§ **Aim of the exercise**
If an entry holds a picture, leave that picture out and reproduce everything else exactly.

**********

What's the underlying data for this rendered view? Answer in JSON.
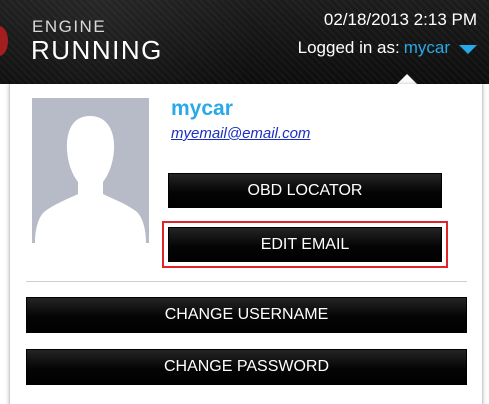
{
  "header": {
    "brand_line1": "ENGINE",
    "brand_line2": "RUNNING",
    "datetime": "02/18/2013 2:13 PM",
    "logged_in_prefix": "Logged in as:",
    "logged_in_user": "mycar"
  },
  "profile": {
    "username": "mycar",
    "email": "myemail@email.com",
    "avatar": "person-silhouette-icon"
  },
  "buttons": {
    "obd_locator": "OBD LOCATOR",
    "edit_email": "EDIT EMAIL",
    "change_username": "CHANGE USERNAME",
    "change_password": "CHANGE PASSWORD"
  },
  "colors": {
    "accent_blue": "#29a9e8",
    "highlight_red": "#e0242c",
    "header_dark": "#111111",
    "link_blue": "#1a2fbf"
  }
}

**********

§ **Answer to this problem**
What's the underlying data for this rendered view? Answer in JSON.
{
  "header": {
    "brand_line1": "ENGINE",
    "brand_line2": "RUNNING",
    "datetime": "02/18/2013 2:13 PM",
    "logged_in_prefix": "Logged in as:",
    "logged_in_user": "mycar"
  },
  "profile": {
    "username": "mycar",
    "email": "myemail@email.com",
    "avatar": "person-silhouette-icon"
  },
  "buttons": {
    "obd_locator": "OBD LOCATOR",
    "edit_email": "EDIT EMAIL",
    "change_username": "CHANGE USERNAME",
    "change_password": "CHANGE PASSWORD"
  },
  "colors": {
    "accent_blue": "#29a9e8",
    "highlight_red": "#e0242c",
    "header_dark": "#111111",
    "link_blue": "#1a2fbf"
  }
}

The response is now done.